Karen Hao, “AI still doesn’t have the common sense to understand human language” at Technology Review

Often the amazing results of AI depend on something called “dataset-specific bias.” In lay terms, the programmers see a pattern in the data that helps solve the problem. For example, IBM’s Watson performed well at Jeopardy, in part, because researchers discovered that stored Wikipedia entries contained the answers to many questions:

Infoboxes, the (now well-known) tables of facts that accompany Wikipedia pages, for instance, are generated automatically from an IE system, applied to Wikipedia pages, populating the DBPedia Knowledge Base. Watson makes use of these existing DBPedia relations in DeepQA, which is sensible because much of the information used by Watson to answer Jeopardy! questions comes from online sources like Wikipedia (more on this later). The structured resources like DBPedia can then be exploited without the need to manage separate efforts developing knowledge resources for use by the system.

Erik J. Larson, “Jeopardy! as a Modern Turing Test: Did Watson Really Win?” at The Best Schools

That’s not knowledge; that’s a trick.
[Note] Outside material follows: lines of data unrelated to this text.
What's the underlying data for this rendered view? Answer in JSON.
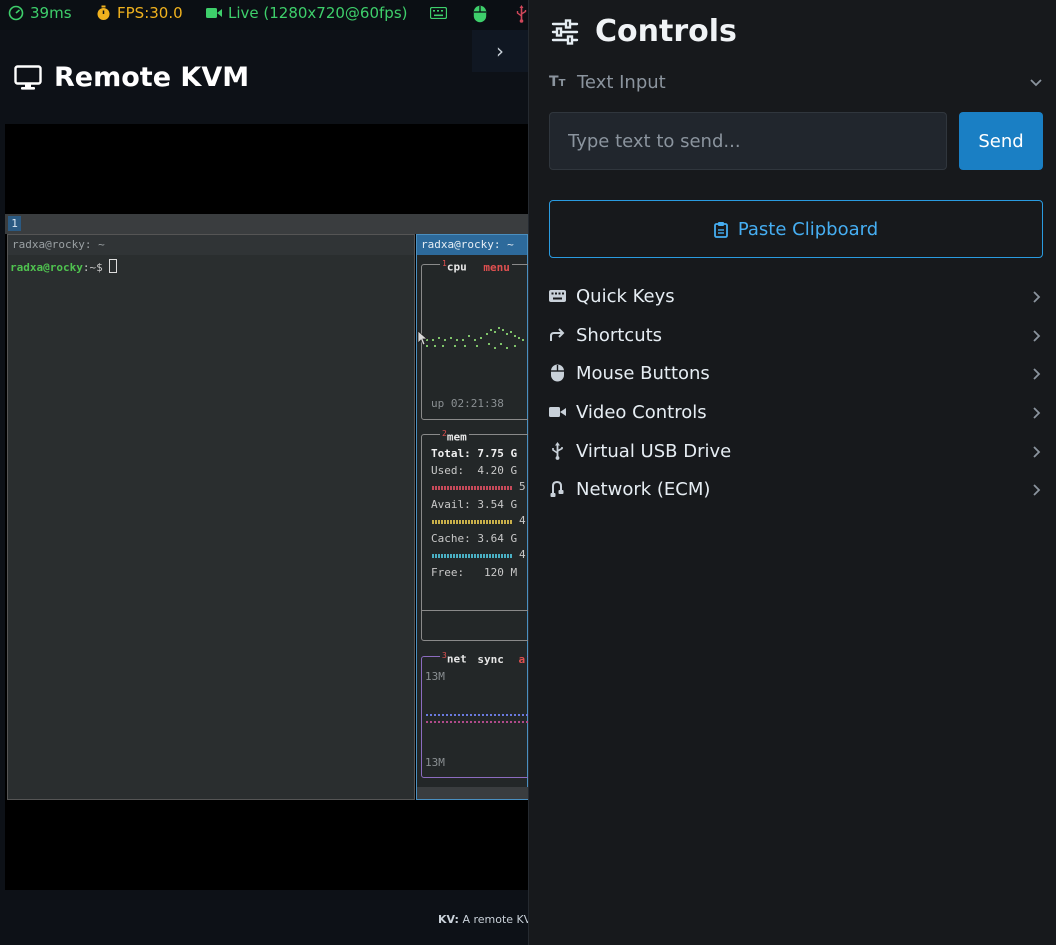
{
  "status_bar": {
    "latency": "39ms",
    "fps": "FPS:30.0",
    "live": "Live (1280x720@60fps)",
    "icons": [
      "speedometer-icon",
      "stopwatch-icon",
      "video-camera-icon",
      "keyboard-icon",
      "mouse-icon",
      "usb-icon"
    ],
    "colors": {
      "latency": "#3ecf6b",
      "fps": "#f0b21e",
      "live": "#3ecf6b",
      "keyboard": "#3ecf6b",
      "mouse": "#3ecf6b",
      "usb": "#d0475a"
    }
  },
  "header": {
    "title": "Remote KVM",
    "icon": "monitor-icon",
    "collapse_glyph": "›"
  },
  "video": {
    "workspace_tag": "1",
    "left_terminal": {
      "title": "radxa@rocky: ~",
      "prompt_user": "radxa@rocky",
      "prompt_path": ":~$ "
    },
    "right_terminal": {
      "title": "radxa@rocky: ~",
      "cpu_label": "cpu",
      "cpu_num": "1",
      "menu_label": "menu",
      "uptime": "up 02:21:38",
      "mem_num": "2",
      "mem_label": "mem",
      "total": "Total: 7.75 G",
      "used": "Used:  4.20 G",
      "used_pct": "5",
      "avail": "Avail: 3.54 G",
      "avail_pct": "4",
      "cache": "Cache: 3.64 G",
      "cache_pct": "4",
      "free": "Free:   120 M",
      "net_num": "3",
      "net_label": "net",
      "sync_label": "sync",
      "auto_label": "a",
      "net_top": "13M",
      "net_bottom": "13M"
    }
  },
  "footer": {
    "bold": "KV:",
    "text": "A remote KV"
  },
  "controls": {
    "title": "Controls",
    "text_input_section": "Text Input",
    "input_placeholder": "Type text to send...",
    "send_label": "Send",
    "paste_label": "Paste Clipboard",
    "sections": [
      {
        "label": "Quick Keys",
        "icon": "keyboard-icon"
      },
      {
        "label": "Shortcuts",
        "icon": "redirect-arrow-icon"
      },
      {
        "label": "Mouse Buttons",
        "icon": "mouse-icon"
      },
      {
        "label": "Video Controls",
        "icon": "video-camera-icon"
      },
      {
        "label": "Virtual USB Drive",
        "icon": "usb-icon"
      },
      {
        "label": "Network (ECM)",
        "icon": "network-icon"
      }
    ],
    "accent": "#1a7fc4"
  }
}
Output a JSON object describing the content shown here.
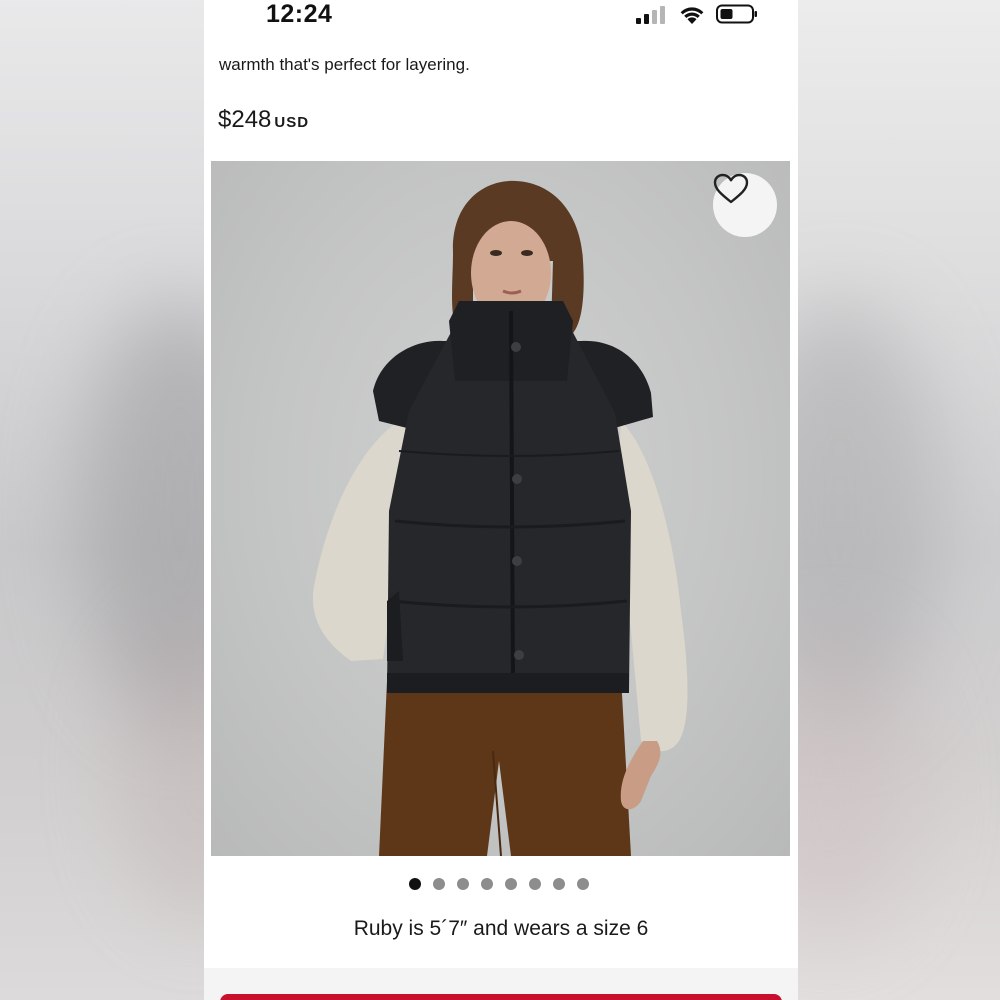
{
  "status_bar": {
    "time": "12:24"
  },
  "product": {
    "description_fragment": "warmth that's perfect for layering.",
    "price_amount": "$248",
    "price_currency": "USD",
    "model_caption": "Ruby is 5´7″ and wears a size 6"
  },
  "gallery": {
    "image_count": 8,
    "active_index": 0,
    "wishlist_icon": "heart-icon"
  },
  "colors": {
    "accent": "#c8102e",
    "active_dot": "#111111",
    "inactive_dot": "#8d8d8d"
  }
}
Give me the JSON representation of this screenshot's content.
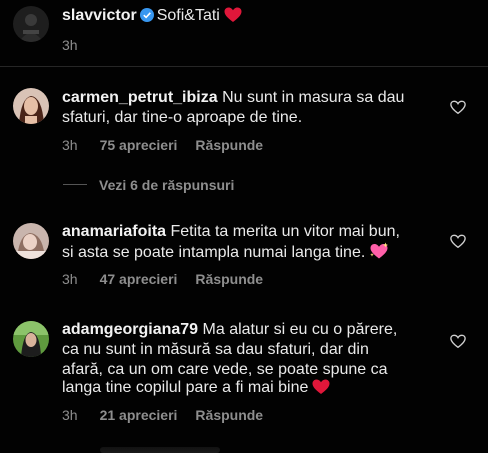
{
  "caption": {
    "username": "slavvictor",
    "text": "Sofi&Tati",
    "time": "3h",
    "emoji": "red-heart"
  },
  "comments": [
    {
      "username": "carmen_petrut_ibiza",
      "lines": [
        "Nu sunt in masura sa dau",
        "sfaturi, dar tine-o aproape de tine."
      ],
      "time": "3h",
      "likes": "75 aprecieri",
      "reply": "Răspunde",
      "avatar_color": "#7a4b3a"
    },
    {
      "username": "anamariafoita",
      "lines": [
        "Fetita ta merita un vitor mai bun,",
        "si asta se poate intampla numai langa tine."
      ],
      "time": "3h",
      "likes": "47 aprecieri",
      "reply": "Răspunde",
      "emoji": "sparkling-heart",
      "avatar_color": "#b89a93"
    },
    {
      "username": "adamgeorgiana79",
      "lines": [
        "Ma alatur si eu cu o părere,",
        "ca nu sunt in măsură sa dau sfaturi, dar din",
        "afară, ca un om care vede, se poate spune ca",
        "langa tine copilul pare a fi mai bine"
      ],
      "time": "3h",
      "likes": "21 aprecieri",
      "reply": "Răspunde",
      "emoji": "red-heart",
      "avatar_color": "#3e7a2c"
    }
  ],
  "view_replies": "Vezi 6 de răspunsuri",
  "colors": {
    "background": "#020202",
    "text": "#eaeaea",
    "muted": "#8e8e8e",
    "verified": "#3897f0",
    "heart_red": "#e0173a",
    "sparkle_pink": "#ff5fa8"
  }
}
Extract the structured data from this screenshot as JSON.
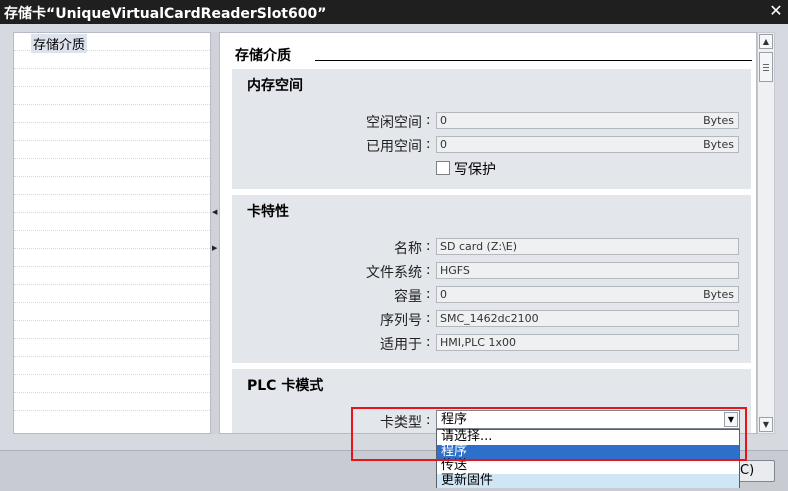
{
  "window": {
    "title": "存储卡“UniqueVirtualCardReaderSlot600”",
    "close_icon": "close-icon"
  },
  "nav": {
    "items": [
      {
        "label": "存储介质"
      }
    ]
  },
  "main": {
    "section_title": "存储介质",
    "memory": {
      "title": "内存空间",
      "free_label": "空闲空间",
      "free_value": "0",
      "free_unit": "Bytes",
      "used_label": "已用空间",
      "used_value": "0",
      "used_unit": "Bytes",
      "write_protect_label": "写保护"
    },
    "card": {
      "title": "卡特性",
      "name_label": "名称",
      "name_value": "SD card (Z:\\E)",
      "fs_label": "文件系统",
      "fs_value": "HGFS",
      "capacity_label": "容量",
      "capacity_value": "0",
      "capacity_unit": "Bytes",
      "serial_label": "序列号",
      "serial_value": "SMC_1462dc2100",
      "applies_label": "适用于",
      "applies_value": "HMI,PLC 1x00"
    },
    "plc": {
      "title": "PLC 卡模式",
      "type_label": "卡类型",
      "type_value": "程序",
      "options": [
        "请选择...",
        "程序",
        "传送",
        "更新固件"
      ],
      "selected_index": 1
    }
  },
  "footer": {
    "ok_label": "C)"
  },
  "colon": ":"
}
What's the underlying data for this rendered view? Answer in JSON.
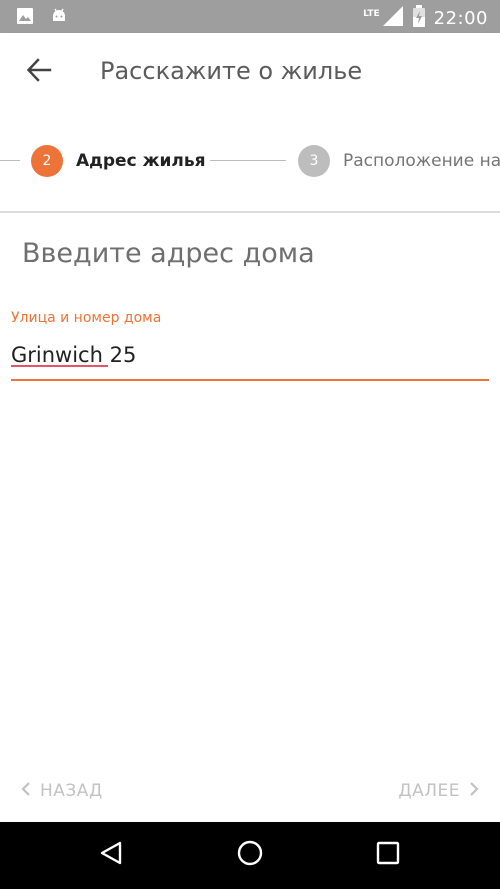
{
  "status_bar": {
    "time": "22:00",
    "network": "LTE",
    "icons": [
      "image-icon",
      "android-icon",
      "signal-icon",
      "battery-icon"
    ]
  },
  "app_bar": {
    "title": "Расскажите о жилье",
    "back_icon": "arrow-back-icon"
  },
  "stepper": {
    "steps": [
      {
        "number": "2",
        "label": "Адрес жилья",
        "active": true
      },
      {
        "number": "3",
        "label": "Расположение на",
        "active": false
      }
    ],
    "colors": {
      "active": "#ee7338",
      "inactive": "#bdbdbd"
    }
  },
  "form": {
    "heading": "Введите адрес дома",
    "street_label": "Улица и номер дома",
    "street_value": "Grinwich 25"
  },
  "footer": {
    "back_label": "НАЗАД",
    "next_label": "ДАЛЕЕ"
  },
  "colors": {
    "accent": "#ee7338",
    "status_bar": "#9e9e9e",
    "nav_bar": "#000000"
  }
}
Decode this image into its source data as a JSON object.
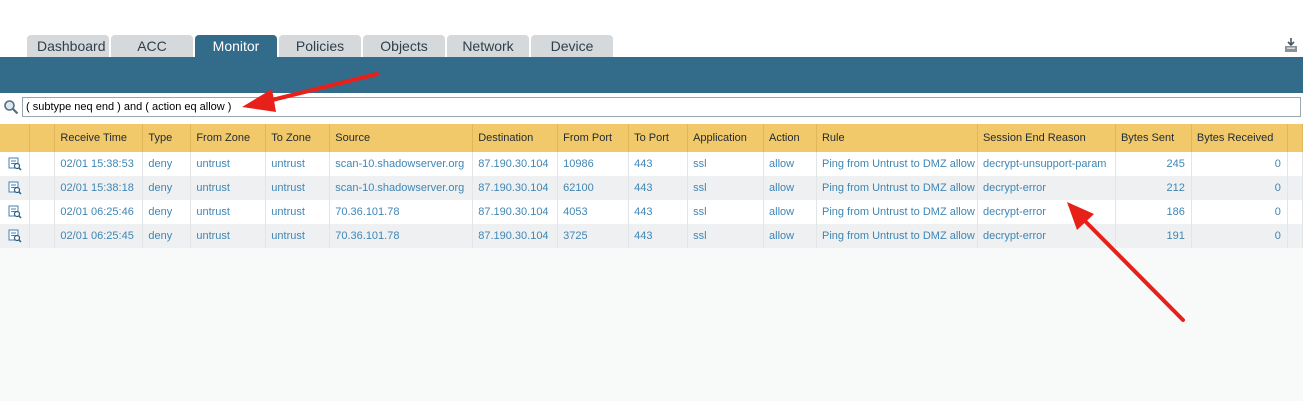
{
  "tabs": [
    {
      "label": "Dashboard",
      "active": false
    },
    {
      "label": "ACC",
      "active": false
    },
    {
      "label": "Monitor",
      "active": true
    },
    {
      "label": "Policies",
      "active": false
    },
    {
      "label": "Objects",
      "active": false
    },
    {
      "label": "Network",
      "active": false
    },
    {
      "label": "Device",
      "active": false
    }
  ],
  "filter": {
    "query": "( subtype neq end ) and ( action eq allow )"
  },
  "table": {
    "headers": [
      "Receive Time",
      "Type",
      "From Zone",
      "To Zone",
      "Source",
      "Destination",
      "From Port",
      "To Port",
      "Application",
      "Action",
      "Rule",
      "Session End Reason",
      "Bytes Sent",
      "Bytes Received"
    ],
    "rows": [
      [
        "02/01 15:38:53",
        "deny",
        "untrust",
        "untrust",
        "scan-10.shadowserver.org",
        "87.190.30.104",
        "10986",
        "443",
        "ssl",
        "allow",
        "Ping from Untrust to DMZ allow",
        "decrypt-unsupport-param",
        "245",
        "0"
      ],
      [
        "02/01 15:38:18",
        "deny",
        "untrust",
        "untrust",
        "scan-10.shadowserver.org",
        "87.190.30.104",
        "62100",
        "443",
        "ssl",
        "allow",
        "Ping from Untrust to DMZ allow",
        "decrypt-error",
        "212",
        "0"
      ],
      [
        "02/01 06:25:46",
        "deny",
        "untrust",
        "untrust",
        "70.36.101.78",
        "87.190.30.104",
        "4053",
        "443",
        "ssl",
        "allow",
        "Ping from Untrust to DMZ allow",
        "decrypt-error",
        "186",
        "0"
      ],
      [
        "02/01 06:25:45",
        "deny",
        "untrust",
        "untrust",
        "70.36.101.78",
        "87.190.30.104",
        "3725",
        "443",
        "ssl",
        "allow",
        "Ping from Untrust to DMZ allow",
        "decrypt-error",
        "191",
        "0"
      ]
    ]
  },
  "icons": {
    "search": "magnifier-icon",
    "export": "export-icon",
    "row_detail": "log-detail-icon"
  },
  "colors": {
    "tab_active": "#336b8b",
    "header_bar": "#336b8b",
    "table_header": "#f2c96a",
    "link_text": "#3f86b5",
    "annotation_arrow": "#e8201a"
  }
}
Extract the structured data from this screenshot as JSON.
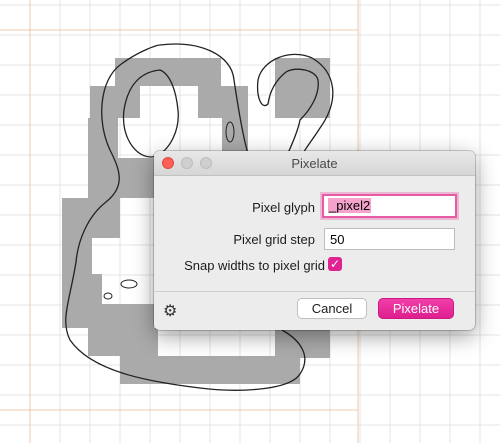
{
  "dialog": {
    "title": "Pixelate",
    "pixel_glyph_label": "Pixel glyph",
    "pixel_glyph_value": "_pixel2",
    "grid_step_label": "Pixel grid step",
    "grid_step_value": "50",
    "snap_label": "Snap widths to pixel grid",
    "snap_checked": true,
    "check_glyph": "✓",
    "cancel_label": "Cancel",
    "pixelate_label": "Pixelate",
    "gear_icon": "⚙"
  },
  "canvas": {
    "glyph": "ampersand outline over gray pixel grid"
  },
  "colors": {
    "accent": "#e02392",
    "grid_line": "#e4e4e4",
    "guide_line": "#f2c9a8",
    "pixel_fill": "#aaaaaa"
  }
}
And researchers are happy to use tricks to achieve their results. See, for example, “A Surprisingly Robust Trick for the Winograd Schema Challenge.”

This is the difference between computers and humans: We understand; computers regurgitate. We read, evaluate, and make decisions. Computers operate according to patterns and rules. While I expect those patterns and rules to improve, without a conscious mind, computers will not get past regurgitation. It takes a mind to know things and to have common sense.

Note: It’s just as well we are not heading for Star Trek computers. This episode of the original series aired in 1970: “Kirk and a sub-skeleton crew are ordered to test out an advanced artificially intelligent control system – the M-5 Multitronic system, which could potentially render them all redundant.”

Further reading on Winograd schemas:

AI is no match for ambiguity: Many simple sentences confuse AI but not humans (Robert J. Marks)


Computers’ stupidity makes them dangerous: The real danger today is not that computers are smarter than us, but that we think computers are smarter than us

Also: Why did Watson think Toronto was in the USA? How that happened tells us a lot about what AI can and can’t do, to this day.

Brendan Dixon

Fellow, Walter Bradley Center for Natural & Artificial Intelligence
Brendan Dixon is a Software Architect with experience designing, creating, and managing projects of all sizes. His first foray into Artificial Intelligence was in the 1980s when he built an Expert System to assist in the diagnosis of software problems at IBM. Since then, he’s worked both as a Principal Engineer and Development Manager for industry leaders, such as Microsoft and Amazon, and numerous start-ups. While he spent most of that time other types of software, he’s remained engaged and interested in Artificial Intelligence.

Teaching Computers Common Sense Is Very Hard